- **Component data from apps and pages**:
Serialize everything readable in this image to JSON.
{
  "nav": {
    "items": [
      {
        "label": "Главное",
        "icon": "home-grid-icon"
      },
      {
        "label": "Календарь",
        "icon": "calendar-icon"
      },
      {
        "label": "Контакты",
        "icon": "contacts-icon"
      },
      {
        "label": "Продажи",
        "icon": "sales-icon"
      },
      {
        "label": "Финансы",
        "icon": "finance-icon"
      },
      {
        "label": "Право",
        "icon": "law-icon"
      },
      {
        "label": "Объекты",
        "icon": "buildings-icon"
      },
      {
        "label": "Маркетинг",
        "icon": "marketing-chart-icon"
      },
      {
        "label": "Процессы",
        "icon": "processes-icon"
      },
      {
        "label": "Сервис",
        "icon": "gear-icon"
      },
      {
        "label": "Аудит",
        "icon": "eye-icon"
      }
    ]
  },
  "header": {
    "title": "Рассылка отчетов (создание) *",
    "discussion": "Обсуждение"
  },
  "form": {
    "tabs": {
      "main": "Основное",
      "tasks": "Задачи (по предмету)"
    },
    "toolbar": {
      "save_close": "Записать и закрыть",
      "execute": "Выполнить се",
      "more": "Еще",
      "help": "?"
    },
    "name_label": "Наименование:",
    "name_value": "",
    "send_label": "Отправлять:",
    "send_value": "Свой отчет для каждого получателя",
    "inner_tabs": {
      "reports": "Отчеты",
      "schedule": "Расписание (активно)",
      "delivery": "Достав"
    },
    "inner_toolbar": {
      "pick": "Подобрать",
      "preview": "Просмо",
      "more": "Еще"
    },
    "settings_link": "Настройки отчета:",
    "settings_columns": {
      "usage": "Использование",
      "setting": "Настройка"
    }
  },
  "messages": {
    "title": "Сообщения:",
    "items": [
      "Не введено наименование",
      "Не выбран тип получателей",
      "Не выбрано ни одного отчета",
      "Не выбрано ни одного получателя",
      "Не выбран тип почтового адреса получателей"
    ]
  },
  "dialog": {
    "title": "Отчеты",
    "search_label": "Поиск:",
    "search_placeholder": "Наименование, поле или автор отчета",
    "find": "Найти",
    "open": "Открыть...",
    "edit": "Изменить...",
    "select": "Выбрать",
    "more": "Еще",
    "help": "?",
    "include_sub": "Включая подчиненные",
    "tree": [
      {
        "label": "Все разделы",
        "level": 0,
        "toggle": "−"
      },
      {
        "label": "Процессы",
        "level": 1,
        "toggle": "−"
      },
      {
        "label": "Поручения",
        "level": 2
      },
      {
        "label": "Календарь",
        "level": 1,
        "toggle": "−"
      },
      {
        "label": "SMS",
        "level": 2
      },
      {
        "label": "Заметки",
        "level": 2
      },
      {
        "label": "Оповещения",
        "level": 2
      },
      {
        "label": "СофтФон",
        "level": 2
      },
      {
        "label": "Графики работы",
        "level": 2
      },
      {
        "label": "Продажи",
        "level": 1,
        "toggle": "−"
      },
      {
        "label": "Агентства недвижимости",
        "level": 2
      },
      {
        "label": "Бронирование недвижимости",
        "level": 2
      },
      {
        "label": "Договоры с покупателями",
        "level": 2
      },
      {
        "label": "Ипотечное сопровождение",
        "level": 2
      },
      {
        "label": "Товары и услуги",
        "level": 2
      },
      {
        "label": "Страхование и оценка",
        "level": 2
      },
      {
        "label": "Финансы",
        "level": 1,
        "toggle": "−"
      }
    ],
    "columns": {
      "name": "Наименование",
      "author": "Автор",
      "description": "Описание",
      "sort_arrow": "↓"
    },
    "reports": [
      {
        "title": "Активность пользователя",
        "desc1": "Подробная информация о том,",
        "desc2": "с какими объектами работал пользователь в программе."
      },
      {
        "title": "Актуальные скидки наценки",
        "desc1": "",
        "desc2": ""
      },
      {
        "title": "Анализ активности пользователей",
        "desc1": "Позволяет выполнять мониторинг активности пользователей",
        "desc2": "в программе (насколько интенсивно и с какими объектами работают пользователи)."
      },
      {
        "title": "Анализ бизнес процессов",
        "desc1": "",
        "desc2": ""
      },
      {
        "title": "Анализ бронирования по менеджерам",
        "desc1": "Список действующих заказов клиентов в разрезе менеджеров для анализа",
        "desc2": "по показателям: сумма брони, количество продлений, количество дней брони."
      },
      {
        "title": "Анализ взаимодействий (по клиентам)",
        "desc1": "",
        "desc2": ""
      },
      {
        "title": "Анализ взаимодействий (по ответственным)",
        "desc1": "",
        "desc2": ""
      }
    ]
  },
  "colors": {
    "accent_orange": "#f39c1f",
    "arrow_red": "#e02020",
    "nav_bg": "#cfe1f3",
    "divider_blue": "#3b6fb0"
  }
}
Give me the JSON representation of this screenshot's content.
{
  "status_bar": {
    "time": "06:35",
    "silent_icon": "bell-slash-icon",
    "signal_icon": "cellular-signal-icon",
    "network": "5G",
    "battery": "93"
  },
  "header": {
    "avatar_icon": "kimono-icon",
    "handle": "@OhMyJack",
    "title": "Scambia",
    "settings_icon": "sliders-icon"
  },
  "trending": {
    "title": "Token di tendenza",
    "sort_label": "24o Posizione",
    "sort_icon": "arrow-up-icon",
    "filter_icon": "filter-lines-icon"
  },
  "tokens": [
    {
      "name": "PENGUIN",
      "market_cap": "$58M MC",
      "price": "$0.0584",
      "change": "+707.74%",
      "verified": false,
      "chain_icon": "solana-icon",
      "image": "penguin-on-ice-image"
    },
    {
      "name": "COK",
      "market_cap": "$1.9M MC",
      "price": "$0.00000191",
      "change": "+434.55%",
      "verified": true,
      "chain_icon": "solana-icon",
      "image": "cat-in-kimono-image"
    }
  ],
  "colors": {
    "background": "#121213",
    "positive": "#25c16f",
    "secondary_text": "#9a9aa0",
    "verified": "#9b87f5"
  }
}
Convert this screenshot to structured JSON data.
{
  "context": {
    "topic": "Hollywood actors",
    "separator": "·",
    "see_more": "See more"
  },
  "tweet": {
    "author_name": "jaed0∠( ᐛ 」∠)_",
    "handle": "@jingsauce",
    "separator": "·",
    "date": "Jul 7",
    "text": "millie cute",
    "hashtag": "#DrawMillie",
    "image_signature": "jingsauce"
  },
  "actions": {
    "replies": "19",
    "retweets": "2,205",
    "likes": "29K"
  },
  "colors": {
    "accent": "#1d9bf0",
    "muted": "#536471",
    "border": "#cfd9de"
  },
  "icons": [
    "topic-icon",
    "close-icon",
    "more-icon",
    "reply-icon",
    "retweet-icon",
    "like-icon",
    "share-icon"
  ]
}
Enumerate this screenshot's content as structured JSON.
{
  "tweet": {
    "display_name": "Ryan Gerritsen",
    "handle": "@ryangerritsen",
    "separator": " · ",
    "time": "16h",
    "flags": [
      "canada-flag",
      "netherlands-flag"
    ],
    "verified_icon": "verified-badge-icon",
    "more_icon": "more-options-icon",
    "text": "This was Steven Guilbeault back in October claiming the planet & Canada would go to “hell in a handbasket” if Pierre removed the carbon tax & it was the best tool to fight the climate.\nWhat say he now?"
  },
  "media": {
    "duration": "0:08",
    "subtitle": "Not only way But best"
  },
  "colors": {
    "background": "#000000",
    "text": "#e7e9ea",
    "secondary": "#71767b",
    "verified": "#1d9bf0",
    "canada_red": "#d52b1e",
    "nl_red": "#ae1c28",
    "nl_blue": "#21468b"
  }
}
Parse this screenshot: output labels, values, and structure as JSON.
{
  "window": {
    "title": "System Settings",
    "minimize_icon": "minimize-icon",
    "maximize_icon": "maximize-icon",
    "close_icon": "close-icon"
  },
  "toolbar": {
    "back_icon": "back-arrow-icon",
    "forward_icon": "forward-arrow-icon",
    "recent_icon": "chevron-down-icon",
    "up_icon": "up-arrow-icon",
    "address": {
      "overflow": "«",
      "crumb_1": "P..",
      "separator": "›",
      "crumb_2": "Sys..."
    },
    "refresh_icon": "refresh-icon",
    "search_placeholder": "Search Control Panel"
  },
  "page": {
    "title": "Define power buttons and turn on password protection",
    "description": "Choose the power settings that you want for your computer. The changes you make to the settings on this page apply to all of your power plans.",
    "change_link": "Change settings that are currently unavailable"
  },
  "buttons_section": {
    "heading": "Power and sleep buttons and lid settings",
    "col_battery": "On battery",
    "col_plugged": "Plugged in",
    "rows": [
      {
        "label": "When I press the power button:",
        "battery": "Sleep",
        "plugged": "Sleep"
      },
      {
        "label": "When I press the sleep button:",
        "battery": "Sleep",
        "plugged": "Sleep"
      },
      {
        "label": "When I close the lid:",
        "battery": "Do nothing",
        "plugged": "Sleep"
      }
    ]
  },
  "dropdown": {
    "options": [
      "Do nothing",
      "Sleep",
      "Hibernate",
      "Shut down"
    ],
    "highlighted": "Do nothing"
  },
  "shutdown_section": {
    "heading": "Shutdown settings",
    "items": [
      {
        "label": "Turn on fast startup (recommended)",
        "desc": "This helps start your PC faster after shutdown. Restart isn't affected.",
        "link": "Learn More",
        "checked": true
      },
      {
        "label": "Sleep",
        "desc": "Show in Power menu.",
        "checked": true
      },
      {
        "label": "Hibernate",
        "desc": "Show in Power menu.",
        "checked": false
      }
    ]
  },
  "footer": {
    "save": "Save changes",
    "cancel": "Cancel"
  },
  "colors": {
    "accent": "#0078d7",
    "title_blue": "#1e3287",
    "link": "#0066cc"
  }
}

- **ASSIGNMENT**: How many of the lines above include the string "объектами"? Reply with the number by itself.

- **RESPONSE**: 2